> _Task prompt_
Work out how many lines in the listing below include the word "progress". Give nothing but the number.
*** Dataset entries ***
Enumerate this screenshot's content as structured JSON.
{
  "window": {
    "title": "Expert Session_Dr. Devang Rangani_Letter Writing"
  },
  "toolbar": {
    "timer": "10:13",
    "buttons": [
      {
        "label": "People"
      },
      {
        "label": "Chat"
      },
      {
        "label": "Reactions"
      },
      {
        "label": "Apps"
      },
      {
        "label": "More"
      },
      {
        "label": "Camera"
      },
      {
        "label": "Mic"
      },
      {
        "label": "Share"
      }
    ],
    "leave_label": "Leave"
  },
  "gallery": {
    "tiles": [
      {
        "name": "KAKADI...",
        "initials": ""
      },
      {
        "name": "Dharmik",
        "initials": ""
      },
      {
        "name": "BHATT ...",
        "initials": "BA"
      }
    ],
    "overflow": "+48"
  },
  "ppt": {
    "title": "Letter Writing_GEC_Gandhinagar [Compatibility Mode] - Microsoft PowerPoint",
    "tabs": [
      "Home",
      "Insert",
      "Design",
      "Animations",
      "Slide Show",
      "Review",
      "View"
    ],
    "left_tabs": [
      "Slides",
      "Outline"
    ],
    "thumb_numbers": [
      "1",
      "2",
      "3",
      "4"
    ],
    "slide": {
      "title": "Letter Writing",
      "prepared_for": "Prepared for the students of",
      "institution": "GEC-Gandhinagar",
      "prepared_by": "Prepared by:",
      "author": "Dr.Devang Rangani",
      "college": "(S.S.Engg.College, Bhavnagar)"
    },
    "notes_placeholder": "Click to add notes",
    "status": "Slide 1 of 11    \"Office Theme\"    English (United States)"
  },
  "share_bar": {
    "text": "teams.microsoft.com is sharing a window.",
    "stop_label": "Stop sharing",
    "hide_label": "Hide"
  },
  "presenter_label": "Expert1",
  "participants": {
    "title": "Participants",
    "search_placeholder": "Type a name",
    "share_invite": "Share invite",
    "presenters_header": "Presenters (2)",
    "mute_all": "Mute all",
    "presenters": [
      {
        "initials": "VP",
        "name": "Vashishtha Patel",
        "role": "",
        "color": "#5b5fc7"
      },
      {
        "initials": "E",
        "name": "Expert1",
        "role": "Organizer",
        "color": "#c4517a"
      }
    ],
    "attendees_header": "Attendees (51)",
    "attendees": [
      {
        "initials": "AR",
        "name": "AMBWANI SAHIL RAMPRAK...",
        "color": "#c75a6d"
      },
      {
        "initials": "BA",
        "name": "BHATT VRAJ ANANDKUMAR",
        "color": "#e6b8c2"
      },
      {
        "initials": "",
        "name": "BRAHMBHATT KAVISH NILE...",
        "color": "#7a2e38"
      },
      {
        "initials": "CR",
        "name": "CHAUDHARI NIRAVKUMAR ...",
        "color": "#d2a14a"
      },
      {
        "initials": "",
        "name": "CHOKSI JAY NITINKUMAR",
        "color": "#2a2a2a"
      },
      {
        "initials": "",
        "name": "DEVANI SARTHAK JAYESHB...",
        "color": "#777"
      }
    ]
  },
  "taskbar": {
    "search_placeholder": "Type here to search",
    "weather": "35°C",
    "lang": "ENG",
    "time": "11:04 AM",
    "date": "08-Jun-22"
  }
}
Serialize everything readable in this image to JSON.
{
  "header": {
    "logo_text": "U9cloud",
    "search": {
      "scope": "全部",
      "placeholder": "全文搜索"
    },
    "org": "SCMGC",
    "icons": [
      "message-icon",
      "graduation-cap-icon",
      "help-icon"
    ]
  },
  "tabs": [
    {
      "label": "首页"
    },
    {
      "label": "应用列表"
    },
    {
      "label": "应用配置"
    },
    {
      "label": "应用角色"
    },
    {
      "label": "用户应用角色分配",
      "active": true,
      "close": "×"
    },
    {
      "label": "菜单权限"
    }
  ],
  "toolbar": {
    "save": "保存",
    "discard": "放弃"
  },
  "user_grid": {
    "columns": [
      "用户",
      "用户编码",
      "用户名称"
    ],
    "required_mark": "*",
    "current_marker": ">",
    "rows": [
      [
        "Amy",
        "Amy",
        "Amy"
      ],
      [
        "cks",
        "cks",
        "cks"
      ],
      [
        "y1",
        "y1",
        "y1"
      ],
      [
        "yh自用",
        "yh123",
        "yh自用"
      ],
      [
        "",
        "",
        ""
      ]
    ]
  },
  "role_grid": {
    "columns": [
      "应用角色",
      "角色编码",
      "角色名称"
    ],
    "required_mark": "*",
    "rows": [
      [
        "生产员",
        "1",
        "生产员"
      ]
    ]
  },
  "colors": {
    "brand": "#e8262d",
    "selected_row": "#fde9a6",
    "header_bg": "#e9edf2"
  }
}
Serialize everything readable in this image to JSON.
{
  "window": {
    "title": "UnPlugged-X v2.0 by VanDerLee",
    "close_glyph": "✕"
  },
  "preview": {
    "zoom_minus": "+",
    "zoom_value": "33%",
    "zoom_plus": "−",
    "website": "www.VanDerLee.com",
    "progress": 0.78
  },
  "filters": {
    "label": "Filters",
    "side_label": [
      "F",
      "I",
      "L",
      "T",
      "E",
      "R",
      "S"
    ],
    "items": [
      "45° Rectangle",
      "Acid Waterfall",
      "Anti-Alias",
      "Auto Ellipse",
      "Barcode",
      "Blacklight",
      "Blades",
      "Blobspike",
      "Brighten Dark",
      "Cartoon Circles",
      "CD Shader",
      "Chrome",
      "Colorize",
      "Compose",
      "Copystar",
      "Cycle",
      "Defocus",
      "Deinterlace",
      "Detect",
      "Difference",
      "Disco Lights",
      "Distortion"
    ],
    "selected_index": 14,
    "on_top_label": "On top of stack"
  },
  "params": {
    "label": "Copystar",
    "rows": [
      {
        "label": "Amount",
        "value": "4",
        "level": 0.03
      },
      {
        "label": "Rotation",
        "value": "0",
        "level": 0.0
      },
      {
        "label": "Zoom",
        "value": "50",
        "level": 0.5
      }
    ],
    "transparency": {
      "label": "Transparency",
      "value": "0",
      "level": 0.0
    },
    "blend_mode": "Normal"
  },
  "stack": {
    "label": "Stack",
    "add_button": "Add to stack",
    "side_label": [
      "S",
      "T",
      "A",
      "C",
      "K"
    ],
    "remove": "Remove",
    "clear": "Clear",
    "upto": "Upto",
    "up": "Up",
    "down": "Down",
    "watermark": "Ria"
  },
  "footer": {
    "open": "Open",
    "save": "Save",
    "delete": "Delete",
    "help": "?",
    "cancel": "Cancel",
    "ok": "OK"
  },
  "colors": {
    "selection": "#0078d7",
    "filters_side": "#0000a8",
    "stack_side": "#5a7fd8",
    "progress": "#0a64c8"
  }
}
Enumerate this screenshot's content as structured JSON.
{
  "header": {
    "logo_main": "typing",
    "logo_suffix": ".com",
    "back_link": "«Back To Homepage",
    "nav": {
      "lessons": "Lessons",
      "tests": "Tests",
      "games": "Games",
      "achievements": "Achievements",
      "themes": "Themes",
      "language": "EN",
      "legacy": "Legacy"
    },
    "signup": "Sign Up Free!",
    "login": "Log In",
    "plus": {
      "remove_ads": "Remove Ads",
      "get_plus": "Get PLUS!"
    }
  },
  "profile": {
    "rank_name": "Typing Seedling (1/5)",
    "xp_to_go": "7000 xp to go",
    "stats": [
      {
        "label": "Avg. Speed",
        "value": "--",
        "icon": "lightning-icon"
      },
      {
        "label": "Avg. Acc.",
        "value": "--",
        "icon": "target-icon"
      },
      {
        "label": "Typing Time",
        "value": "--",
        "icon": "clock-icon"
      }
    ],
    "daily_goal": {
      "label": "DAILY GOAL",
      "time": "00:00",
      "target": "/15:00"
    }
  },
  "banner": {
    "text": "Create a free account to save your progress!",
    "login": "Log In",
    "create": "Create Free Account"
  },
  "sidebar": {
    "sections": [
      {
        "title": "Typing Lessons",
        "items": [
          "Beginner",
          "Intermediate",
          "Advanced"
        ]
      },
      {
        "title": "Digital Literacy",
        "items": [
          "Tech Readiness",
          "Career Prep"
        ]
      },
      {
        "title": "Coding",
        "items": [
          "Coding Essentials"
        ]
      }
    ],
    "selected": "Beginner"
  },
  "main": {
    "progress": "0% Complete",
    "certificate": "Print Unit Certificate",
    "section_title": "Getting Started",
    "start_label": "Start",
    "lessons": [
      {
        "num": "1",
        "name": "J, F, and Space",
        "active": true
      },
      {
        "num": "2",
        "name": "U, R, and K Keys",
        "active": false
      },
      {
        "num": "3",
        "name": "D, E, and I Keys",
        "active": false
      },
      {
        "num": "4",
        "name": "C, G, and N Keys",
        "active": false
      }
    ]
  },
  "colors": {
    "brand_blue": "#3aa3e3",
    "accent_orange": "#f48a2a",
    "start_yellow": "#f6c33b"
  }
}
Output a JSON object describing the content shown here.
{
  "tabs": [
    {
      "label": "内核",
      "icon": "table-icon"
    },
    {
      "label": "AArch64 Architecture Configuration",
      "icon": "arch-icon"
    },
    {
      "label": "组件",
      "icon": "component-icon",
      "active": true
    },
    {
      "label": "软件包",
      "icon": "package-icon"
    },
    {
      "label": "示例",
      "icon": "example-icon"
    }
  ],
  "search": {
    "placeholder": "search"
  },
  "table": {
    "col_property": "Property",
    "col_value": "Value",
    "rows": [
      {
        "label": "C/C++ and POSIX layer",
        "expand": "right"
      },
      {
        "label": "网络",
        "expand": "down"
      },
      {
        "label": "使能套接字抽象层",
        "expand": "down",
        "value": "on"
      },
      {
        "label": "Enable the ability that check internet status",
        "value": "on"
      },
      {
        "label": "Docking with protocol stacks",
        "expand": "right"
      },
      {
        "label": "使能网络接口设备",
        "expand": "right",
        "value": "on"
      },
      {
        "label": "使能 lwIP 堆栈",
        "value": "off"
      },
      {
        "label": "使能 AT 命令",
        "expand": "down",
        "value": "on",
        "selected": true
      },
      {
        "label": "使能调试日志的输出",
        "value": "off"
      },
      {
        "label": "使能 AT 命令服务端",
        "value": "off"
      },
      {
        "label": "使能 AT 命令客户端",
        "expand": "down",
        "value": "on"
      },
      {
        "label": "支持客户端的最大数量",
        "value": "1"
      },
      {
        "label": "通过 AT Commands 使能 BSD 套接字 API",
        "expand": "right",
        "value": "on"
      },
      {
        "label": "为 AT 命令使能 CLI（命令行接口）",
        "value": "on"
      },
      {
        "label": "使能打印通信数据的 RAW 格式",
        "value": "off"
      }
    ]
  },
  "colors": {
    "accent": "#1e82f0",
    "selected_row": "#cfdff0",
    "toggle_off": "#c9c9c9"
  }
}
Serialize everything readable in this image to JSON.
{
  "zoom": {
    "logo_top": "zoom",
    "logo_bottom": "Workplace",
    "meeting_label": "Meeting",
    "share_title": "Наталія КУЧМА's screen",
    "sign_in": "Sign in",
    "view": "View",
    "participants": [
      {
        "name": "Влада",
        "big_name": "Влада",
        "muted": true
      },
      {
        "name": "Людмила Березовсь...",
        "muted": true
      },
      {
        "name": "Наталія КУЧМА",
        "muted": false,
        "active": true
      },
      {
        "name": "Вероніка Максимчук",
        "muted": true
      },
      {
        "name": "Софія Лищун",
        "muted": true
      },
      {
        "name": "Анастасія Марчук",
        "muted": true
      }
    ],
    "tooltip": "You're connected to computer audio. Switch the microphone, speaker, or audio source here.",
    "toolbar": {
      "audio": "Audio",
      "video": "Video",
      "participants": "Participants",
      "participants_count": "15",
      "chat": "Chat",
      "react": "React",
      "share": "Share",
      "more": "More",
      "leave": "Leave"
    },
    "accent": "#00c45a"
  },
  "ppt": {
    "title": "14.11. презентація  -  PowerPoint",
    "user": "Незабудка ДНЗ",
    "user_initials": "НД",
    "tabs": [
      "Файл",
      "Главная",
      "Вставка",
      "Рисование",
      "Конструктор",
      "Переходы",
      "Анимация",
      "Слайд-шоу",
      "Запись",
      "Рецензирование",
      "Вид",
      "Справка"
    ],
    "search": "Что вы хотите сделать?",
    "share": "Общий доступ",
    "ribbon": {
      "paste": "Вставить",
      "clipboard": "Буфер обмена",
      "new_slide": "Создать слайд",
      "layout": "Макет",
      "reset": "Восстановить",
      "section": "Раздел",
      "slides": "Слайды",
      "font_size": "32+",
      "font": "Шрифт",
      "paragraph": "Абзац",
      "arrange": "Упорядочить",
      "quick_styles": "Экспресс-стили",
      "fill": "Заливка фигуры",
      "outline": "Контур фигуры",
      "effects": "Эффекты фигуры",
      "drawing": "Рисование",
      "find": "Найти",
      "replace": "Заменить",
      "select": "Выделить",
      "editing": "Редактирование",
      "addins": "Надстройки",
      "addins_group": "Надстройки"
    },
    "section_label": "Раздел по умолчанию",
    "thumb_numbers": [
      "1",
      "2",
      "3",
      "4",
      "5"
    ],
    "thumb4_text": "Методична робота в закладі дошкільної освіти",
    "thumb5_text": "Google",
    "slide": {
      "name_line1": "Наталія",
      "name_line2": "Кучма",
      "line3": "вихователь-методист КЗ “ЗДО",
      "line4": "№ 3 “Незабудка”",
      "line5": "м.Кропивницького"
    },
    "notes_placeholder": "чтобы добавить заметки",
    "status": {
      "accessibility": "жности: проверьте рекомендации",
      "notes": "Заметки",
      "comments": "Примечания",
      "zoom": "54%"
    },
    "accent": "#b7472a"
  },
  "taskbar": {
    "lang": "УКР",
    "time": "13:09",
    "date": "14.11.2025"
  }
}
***
> _Exercise result_
4